=== Problem description ===
Restate every record that follows, keeping it exact.

=== Dataset excerpts ===

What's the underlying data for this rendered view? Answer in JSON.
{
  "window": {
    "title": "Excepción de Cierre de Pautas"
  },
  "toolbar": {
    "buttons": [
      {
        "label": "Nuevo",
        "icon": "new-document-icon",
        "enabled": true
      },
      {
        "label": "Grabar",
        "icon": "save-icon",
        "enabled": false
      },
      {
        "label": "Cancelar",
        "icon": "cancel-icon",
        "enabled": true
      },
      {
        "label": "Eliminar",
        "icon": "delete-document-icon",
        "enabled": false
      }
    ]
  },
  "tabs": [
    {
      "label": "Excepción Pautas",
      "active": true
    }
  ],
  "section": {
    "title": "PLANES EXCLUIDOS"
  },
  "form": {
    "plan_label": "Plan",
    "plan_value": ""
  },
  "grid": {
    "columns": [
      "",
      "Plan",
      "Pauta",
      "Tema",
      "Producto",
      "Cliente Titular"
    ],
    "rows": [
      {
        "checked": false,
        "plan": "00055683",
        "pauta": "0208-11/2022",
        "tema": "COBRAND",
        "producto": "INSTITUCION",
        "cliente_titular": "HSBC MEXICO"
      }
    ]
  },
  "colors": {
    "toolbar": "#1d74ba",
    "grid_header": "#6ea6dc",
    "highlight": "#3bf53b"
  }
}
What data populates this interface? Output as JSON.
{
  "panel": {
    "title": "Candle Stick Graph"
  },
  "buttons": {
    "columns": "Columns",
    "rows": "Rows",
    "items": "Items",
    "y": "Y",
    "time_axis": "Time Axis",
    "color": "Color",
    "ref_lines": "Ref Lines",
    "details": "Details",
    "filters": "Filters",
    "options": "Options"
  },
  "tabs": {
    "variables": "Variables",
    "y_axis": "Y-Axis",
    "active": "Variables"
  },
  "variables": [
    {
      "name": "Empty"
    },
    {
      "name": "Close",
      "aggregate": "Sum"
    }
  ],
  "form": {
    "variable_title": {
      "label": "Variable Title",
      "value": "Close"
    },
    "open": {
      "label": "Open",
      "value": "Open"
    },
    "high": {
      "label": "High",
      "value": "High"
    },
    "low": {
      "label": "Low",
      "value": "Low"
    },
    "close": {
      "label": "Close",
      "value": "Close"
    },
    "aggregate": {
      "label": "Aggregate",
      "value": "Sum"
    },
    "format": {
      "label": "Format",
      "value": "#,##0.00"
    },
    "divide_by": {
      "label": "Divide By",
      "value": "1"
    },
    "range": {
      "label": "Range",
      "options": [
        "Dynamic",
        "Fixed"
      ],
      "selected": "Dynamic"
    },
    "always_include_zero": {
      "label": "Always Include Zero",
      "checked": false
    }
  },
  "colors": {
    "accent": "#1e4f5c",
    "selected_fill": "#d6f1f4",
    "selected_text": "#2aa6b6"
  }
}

=== Expected answer ===
What's the underlying data for this rendered view? Answer in JSON.
{
  "window": {
    "title": "Excepción de Cierre de Pautas"
  },
  "toolbar": {
    "buttons": [
      {
        "label": "Nuevo",
        "icon": "new-document-icon",
        "enabled": true
      },
      {
        "label": "Grabar",
        "icon": "save-icon",
        "enabled": false
      },
      {
        "label": "Cancelar",
        "icon": "cancel-icon",
        "enabled": true
      },
      {
        "label": "Eliminar",
        "icon": "delete-document-icon",
        "enabled": false
      }
    ]
  },
  "tabs": [
    {
      "label": "Excepción Pautas",
      "active": true
    }
  ],
  "section": {
    "title": "PLANES EXCLUIDOS"
  },
  "form": {
    "plan_label": "Plan",
    "plan_value": ""
  },
  "grid": {
    "columns": [
      "",
      "Plan",
      "Pauta",
      "Tema",
      "Producto",
      "Cliente Titular"
    ],
    "rows": [
      {
        "checked": false,
        "plan": "00055683",
        "pauta": "0208-11/2022",
        "tema": "COBRAND",
        "producto": "INSTITUCION",
        "cliente_titular": "HSBC MEXICO"
      }
    ]
  },
  "colors": {
    "toolbar": "#1d74ba",
    "grid_header": "#6ea6dc",
    "highlight": "#3bf53b"
  }
}
What data populates this interface? Output as JSON.
{
  "panel": {
    "title": "Candle Stick Graph"
  },
  "buttons": {
    "columns": "Columns",
    "rows": "Rows",
    "items": "Items",
    "y": "Y",
    "time_axis": "Time Axis",
    "color": "Color",
    "ref_lines": "Ref Lines",
    "details": "Details",
    "filters": "Filters",
    "options": "Options"
  },
  "tabs": {
    "variables": "Variables",
    "y_axis": "Y-Axis",
    "active": "Variables"
  },
  "variables": [
    {
      "name": "Empty"
    },
    {
      "name": "Close",
      "aggregate": "Sum"
    }
  ],
  "form": {
    "variable_title": {
      "label": "Variable Title",
      "value": "Close"
    },
    "open": {
      "label": "Open",
      "value": "Open"
    },
    "high": {
      "label": "High",
      "value": "High"
    },
    "low": {
      "label": "Low",
      "value": "Low"
    },
    "close": {
      "label": "Close",
      "value": "Close"
    },
    "aggregate": {
      "label": "Aggregate",
      "value": "Sum"
    },
    "format": {
      "label": "Format",
      "value": "#,##0.00"
    },
    "divide_by": {
      "label": "Divide By",
      "value": "1"
    },
    "range": {
      "label": "Range",
      "options": [
        "Dynamic",
        "Fixed"
      ],
      "selected": "Dynamic"
    },
    "always_include_zero": {
      "label": "Always Include Zero",
      "checked": false
    }
  },
  "colors": {
    "accent": "#1e4f5c",
    "selected_fill": "#d6f1f4",
    "selected_text": "#2aa6b6"
  }
}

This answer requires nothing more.